    Just because your sysadmin is lost without Apple's GUI does not mean that Mac OS X encourages ignorance and obfuscation. Sure, most Mac users use GUI applications instead of terminal-based applications, but it doesn't mean that you can't. (I should know; I run both Mac OS X and Linux boxes, and probably my most-used application is Terminal.) You don't have to use the GUI. 90% of the time, I control my desktop via SSH. (If you want to do this on Ubuntu, you'd need to install the 'ssh' package. In Mac OS X, sshd is included by default, but is not running as a service until you enable it.) I watch video in my self-compiled SVN of mplayer, controlling it over SSH while doing other things on my laptop (in fact, I'm doing that as I post this). It's silly to base your assumptions of what can be done with Mac OS X based on your observations of one person.

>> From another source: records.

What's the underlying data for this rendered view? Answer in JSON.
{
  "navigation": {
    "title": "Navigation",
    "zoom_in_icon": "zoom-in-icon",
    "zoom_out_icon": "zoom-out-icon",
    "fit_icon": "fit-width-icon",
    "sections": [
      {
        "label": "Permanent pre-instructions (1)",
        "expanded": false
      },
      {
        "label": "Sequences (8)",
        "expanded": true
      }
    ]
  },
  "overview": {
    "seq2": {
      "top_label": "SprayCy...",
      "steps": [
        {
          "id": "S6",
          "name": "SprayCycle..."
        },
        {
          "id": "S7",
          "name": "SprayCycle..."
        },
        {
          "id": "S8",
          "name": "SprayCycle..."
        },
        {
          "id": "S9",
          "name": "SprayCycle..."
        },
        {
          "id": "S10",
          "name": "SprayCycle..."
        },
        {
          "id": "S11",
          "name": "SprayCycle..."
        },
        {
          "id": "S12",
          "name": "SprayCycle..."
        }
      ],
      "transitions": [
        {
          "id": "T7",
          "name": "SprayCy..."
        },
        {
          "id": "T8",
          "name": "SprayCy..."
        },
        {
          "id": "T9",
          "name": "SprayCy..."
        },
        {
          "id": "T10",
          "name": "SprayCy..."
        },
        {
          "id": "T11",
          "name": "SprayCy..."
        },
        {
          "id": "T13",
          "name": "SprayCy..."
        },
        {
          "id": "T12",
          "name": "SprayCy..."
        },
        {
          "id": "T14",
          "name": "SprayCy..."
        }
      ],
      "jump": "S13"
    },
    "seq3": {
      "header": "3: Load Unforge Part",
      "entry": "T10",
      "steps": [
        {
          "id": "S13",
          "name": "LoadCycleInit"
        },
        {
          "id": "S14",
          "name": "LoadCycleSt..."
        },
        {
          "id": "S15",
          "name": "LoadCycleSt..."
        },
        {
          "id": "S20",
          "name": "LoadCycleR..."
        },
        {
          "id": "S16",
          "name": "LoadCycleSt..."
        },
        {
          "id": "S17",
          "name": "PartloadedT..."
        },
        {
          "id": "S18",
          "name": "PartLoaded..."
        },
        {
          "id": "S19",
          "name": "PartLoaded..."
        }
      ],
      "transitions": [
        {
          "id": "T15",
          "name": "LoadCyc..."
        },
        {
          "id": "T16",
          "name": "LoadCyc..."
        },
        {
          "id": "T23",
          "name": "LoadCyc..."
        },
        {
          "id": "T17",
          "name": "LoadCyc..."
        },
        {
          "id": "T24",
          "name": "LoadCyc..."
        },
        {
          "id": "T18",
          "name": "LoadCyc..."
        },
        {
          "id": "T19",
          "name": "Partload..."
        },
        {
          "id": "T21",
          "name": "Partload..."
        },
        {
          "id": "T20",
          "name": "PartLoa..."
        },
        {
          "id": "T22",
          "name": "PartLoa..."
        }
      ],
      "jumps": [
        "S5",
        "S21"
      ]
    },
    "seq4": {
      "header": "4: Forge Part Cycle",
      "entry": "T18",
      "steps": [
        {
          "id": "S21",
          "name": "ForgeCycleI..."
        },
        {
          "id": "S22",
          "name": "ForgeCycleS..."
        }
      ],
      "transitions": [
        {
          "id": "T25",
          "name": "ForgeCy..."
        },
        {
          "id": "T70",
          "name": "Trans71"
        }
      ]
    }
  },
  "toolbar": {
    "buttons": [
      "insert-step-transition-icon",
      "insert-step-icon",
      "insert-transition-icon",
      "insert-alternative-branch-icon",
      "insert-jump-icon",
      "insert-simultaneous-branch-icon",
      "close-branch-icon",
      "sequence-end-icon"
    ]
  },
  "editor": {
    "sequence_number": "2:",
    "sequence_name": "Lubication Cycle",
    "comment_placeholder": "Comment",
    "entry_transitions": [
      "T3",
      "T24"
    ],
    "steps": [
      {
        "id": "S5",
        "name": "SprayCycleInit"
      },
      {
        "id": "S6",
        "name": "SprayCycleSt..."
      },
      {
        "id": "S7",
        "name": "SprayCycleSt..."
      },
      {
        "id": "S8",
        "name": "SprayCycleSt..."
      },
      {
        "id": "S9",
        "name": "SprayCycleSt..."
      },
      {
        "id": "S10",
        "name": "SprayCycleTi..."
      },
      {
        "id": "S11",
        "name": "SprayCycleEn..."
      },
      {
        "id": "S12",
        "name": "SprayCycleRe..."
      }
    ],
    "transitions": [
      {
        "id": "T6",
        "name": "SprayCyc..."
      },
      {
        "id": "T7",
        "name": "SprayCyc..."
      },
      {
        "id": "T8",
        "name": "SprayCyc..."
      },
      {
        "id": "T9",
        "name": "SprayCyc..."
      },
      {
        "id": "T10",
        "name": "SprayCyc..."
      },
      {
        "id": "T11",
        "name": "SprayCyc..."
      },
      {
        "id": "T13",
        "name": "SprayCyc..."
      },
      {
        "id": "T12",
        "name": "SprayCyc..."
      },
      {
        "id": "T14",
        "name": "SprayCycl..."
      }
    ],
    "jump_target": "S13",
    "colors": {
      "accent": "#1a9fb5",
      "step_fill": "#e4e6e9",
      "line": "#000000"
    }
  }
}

I know people who run Ubuntu who only know how to do things the GUI way, but that doesn't mean that Ubuntu encourages ignorance and obfuscation.

    I've helped quite a few people migrate to Ubuntu/Kubuntu because they're sick of Windows and don't want to have to buy new hardware. I really like what Canonical is doing. But you really can't say that Canonical can't learn anything from Apple (or Apple from Canonical). Mark Shuttleworth has been quoted talking about emulating and surpassing Apple [eweek.com]. While I currently think that Apple's Aqua is a more polished interface than Gnome and KDE, there are definitely things that Apple didn't come up with first (e.g. multiple desktops were not built into Mac OS X prior to Leopard [Spaces [wikipedia.org]], although there were third-party add-ons that would enable this). And the KDE developers aren't standing still, they're continuing to innovate with KDE4. Canonical is working on an interface lift for Ubuntu 8.10 [arstechnica.com]. The Gnome developers continue to incrementally improve Gnome.

    I don't think anyone seriously believes that Linux is suddenly trying to be a cheap knockoff of Mac OS X.

    Having competition and choices is good for everyone but Microsoft.

Don't tell me how hard you work. Tell me how much you get done. -- James J. Ling